The World Health Organization estimates that 100 to 140 million women and girls around the world have been subjected to female genital mutilation. This is often done without anaesthetic and under unhygienic conditions. One woman has made it her mission to outlaw this practice by raising public awareness and offering support to its victims. Her name is Waris Dirie, the founder of the Desert Flower Foundation. By Grace Chen.
AT THE TENDER AGE OF FIVE she was held down by her mother while a gypsy woman stitched closed her vaginal opening with thorns. Before this, one of her sisters bled to death after undergoing what was known to the community as a ‘rite of passage’. A six-year-old cousin also lost her life the same way, after succumbing to infection.
Describing the pain, the same little girl who survived the ordeal and who later became one of the world’s top fashion models and human rights activists against female genital mutilation (FGM), recalls, ‘It’s like someone is slicing through the meat of your thigh or cutting off your arm, except this is the most sensitive part of your body.’
On the Desert Flower Foundation website, Waris is frank in describing the procedure as a destructive operation and a means to subjugate women by inhibiting their sexual feelings. Contrary to popular belief, FGM is practiced not only in Africa but also in the Middle East and Southeast Asia—in various degrees of severity. Waris, who is now an Austrian citizen, is quick to point out that this is not only an issue for women, but for men as well. ‘As the mother of two boys, I feel we have to teach men early. Every education begins with Mama. We have to rethink what we teach our sons. That’s the most important thing,’ she said in 2010 during an interview with Harper’s Bazaar.

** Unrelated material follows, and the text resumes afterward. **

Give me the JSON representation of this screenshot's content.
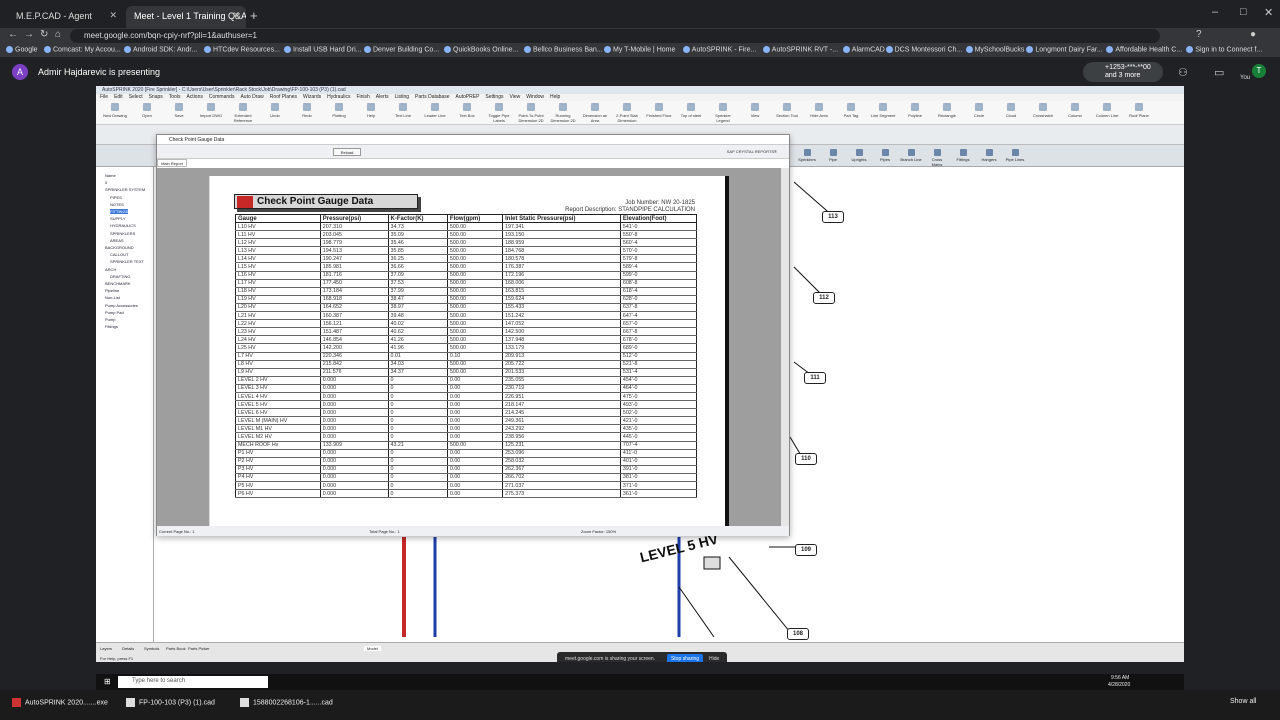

Among her foundation’s educational programmes is one to educate lawyers in Kenya on how to help women affected by FGM, domestic violence or forced marriage. Waris herself became all too familiar with forced marriage after her father sold her off to marry a man old enough to be her grandfather. Among the celebrities that this former supermodel (whose last job was with the late Richard Avedon) has secured for her cause are Salma Hayek, Stella McCartney and Frida Giannini, creative director at Gucci.